------ Stored data

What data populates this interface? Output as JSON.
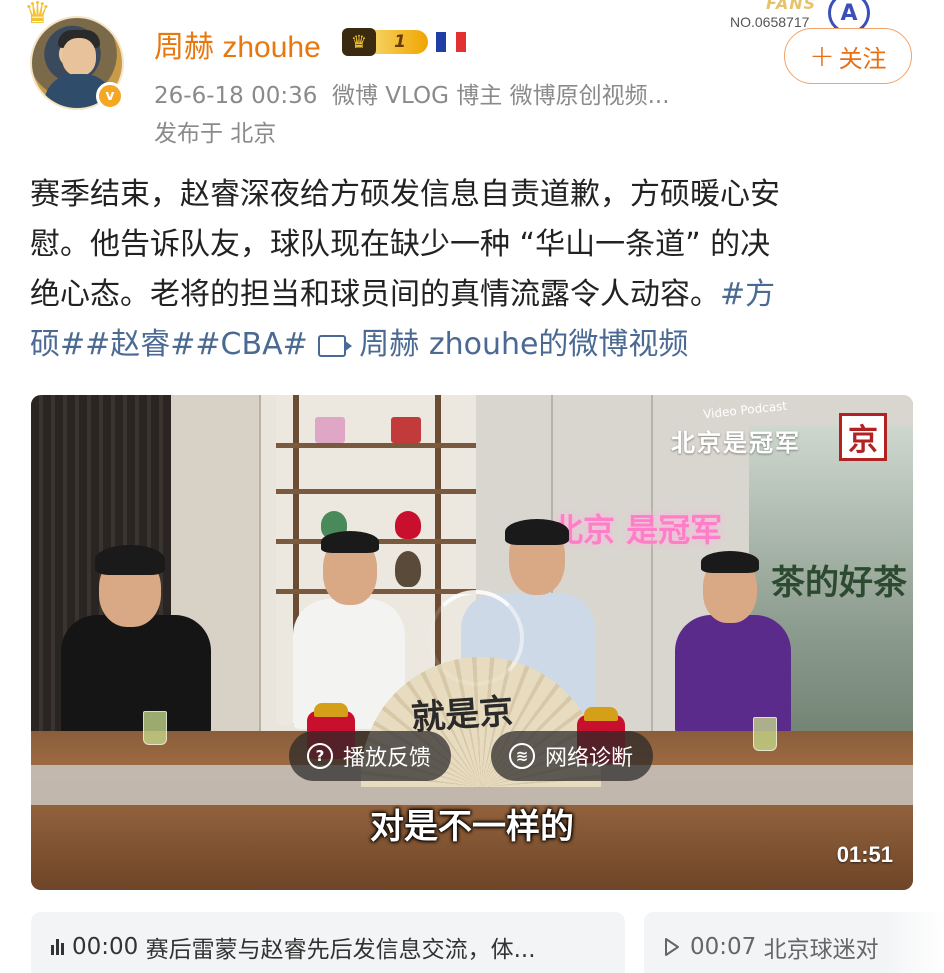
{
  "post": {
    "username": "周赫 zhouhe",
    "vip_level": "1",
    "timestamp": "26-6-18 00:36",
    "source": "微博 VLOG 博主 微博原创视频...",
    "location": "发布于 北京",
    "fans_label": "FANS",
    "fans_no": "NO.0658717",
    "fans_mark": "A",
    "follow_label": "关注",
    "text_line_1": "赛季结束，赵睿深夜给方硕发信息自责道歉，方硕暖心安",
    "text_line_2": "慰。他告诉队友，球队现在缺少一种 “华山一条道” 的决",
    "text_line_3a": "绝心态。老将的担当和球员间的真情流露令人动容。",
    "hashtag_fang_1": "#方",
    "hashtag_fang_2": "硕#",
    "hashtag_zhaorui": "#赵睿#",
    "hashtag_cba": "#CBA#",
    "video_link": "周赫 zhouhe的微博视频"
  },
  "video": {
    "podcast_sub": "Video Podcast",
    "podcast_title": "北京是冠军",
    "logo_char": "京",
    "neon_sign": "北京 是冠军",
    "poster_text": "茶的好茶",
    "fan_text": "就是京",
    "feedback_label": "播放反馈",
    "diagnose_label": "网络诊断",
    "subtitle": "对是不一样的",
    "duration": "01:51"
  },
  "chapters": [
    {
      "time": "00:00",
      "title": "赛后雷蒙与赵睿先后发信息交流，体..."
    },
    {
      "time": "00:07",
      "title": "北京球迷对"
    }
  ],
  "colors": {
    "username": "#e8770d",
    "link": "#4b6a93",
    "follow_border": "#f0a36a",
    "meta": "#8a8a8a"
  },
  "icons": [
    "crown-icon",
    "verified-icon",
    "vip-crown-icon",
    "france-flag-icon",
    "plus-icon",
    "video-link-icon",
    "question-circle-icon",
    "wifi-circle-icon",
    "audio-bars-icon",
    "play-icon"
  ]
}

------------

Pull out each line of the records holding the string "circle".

**Task answer**
    "question-circle-icon",
    "wifi-circle-icon",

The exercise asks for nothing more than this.